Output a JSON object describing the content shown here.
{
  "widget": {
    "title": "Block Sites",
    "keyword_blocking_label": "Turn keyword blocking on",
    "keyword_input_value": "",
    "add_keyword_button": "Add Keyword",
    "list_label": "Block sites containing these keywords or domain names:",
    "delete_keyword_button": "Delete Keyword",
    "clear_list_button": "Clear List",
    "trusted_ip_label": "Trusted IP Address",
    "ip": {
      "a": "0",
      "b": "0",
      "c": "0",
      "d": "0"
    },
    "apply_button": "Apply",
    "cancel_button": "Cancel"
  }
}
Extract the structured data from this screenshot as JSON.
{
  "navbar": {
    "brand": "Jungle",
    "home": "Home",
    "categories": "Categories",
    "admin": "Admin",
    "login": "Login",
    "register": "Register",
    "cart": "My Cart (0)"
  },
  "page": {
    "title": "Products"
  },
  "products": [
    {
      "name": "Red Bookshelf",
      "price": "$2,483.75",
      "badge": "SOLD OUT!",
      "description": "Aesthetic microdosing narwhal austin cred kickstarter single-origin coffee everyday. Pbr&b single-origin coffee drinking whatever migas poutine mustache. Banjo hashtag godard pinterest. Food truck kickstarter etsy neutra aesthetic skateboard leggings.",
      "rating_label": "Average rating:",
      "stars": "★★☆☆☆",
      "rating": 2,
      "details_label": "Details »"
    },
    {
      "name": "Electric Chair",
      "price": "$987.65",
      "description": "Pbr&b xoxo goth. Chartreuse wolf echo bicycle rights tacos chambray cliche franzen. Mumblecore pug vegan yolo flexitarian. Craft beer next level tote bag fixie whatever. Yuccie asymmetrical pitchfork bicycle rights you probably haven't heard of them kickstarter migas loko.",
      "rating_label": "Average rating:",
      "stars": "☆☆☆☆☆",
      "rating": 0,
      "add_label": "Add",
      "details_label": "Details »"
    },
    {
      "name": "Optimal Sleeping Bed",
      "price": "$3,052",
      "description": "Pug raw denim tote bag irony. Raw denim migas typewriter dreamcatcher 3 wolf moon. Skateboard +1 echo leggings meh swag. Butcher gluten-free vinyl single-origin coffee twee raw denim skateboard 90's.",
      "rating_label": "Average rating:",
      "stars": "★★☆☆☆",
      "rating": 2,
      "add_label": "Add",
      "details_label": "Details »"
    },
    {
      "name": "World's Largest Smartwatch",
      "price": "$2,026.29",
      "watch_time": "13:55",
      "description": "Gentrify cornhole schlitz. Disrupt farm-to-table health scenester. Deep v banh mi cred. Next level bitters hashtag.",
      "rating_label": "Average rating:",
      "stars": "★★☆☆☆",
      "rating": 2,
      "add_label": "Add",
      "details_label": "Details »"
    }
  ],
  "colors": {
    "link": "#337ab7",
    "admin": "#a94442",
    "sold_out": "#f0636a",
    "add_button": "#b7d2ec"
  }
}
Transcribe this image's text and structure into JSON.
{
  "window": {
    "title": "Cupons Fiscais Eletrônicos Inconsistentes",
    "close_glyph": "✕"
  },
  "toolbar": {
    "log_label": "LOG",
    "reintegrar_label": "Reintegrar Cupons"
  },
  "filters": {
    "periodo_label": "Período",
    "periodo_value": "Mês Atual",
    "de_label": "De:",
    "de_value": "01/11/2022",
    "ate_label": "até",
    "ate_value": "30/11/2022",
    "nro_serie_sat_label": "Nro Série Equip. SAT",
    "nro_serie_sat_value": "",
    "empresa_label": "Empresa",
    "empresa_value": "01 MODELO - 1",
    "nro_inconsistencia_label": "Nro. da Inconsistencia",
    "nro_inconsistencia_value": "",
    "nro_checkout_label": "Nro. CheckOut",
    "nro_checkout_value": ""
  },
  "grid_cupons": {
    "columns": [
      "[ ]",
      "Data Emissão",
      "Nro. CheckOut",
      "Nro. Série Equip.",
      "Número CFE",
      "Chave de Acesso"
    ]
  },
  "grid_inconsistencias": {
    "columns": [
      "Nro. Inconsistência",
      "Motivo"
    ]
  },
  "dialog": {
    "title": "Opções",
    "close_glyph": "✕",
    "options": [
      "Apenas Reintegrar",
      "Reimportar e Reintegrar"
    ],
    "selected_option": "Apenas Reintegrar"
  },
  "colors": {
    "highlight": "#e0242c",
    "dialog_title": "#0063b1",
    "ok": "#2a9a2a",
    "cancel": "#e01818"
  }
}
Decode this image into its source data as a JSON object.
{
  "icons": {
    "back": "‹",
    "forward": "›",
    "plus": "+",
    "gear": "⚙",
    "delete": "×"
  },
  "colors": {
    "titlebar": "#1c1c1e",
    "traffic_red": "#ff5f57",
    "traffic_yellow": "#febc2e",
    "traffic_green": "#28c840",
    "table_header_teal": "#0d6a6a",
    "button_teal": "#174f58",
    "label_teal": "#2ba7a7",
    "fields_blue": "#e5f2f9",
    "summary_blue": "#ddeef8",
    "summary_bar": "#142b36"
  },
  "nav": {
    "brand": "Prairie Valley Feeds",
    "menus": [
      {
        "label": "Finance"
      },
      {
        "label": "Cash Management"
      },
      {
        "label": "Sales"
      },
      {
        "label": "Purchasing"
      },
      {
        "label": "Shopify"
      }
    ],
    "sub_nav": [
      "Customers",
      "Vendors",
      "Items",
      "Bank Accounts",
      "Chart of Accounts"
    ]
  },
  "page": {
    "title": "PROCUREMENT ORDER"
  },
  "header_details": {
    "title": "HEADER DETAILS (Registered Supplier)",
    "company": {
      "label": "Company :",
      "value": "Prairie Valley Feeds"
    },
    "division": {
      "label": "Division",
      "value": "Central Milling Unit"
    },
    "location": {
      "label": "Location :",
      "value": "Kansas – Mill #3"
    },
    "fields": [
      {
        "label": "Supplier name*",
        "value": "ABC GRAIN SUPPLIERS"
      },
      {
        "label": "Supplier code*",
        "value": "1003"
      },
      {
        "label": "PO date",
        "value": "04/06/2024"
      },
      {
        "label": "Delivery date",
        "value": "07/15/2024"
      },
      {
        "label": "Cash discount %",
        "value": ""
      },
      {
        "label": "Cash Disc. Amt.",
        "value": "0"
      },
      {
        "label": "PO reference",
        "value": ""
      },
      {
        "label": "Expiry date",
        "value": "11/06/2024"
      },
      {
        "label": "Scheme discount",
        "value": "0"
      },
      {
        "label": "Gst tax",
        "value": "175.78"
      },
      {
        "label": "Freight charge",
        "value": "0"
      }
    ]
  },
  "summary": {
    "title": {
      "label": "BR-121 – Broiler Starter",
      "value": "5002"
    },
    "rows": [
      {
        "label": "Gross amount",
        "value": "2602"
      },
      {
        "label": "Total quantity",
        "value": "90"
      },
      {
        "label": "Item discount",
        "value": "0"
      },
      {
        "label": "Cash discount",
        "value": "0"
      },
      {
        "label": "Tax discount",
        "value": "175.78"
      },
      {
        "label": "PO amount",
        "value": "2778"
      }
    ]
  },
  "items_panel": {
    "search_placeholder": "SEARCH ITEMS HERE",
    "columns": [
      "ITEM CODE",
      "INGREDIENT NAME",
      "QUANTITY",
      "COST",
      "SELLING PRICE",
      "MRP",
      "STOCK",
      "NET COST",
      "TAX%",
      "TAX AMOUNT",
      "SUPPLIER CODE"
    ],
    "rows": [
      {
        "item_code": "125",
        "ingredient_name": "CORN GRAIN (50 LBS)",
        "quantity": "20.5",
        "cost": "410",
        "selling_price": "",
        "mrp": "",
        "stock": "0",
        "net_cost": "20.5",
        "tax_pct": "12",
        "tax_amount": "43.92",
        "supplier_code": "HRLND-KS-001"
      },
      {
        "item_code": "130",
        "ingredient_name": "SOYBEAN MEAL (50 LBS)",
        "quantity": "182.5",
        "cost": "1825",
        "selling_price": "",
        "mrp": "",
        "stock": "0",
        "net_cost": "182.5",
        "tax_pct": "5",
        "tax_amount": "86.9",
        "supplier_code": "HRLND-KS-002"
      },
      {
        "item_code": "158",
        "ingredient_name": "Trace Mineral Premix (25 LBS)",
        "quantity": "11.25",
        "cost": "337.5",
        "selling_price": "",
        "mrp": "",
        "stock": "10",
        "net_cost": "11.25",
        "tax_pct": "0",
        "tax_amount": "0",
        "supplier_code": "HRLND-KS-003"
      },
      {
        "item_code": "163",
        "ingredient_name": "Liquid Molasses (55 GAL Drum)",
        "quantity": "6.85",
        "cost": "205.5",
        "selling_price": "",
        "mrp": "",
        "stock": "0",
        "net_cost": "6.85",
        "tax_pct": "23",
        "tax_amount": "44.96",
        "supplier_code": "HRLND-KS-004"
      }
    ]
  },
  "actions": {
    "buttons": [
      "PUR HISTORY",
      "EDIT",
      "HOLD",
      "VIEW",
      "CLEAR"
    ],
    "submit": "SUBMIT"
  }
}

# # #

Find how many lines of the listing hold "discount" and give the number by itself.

5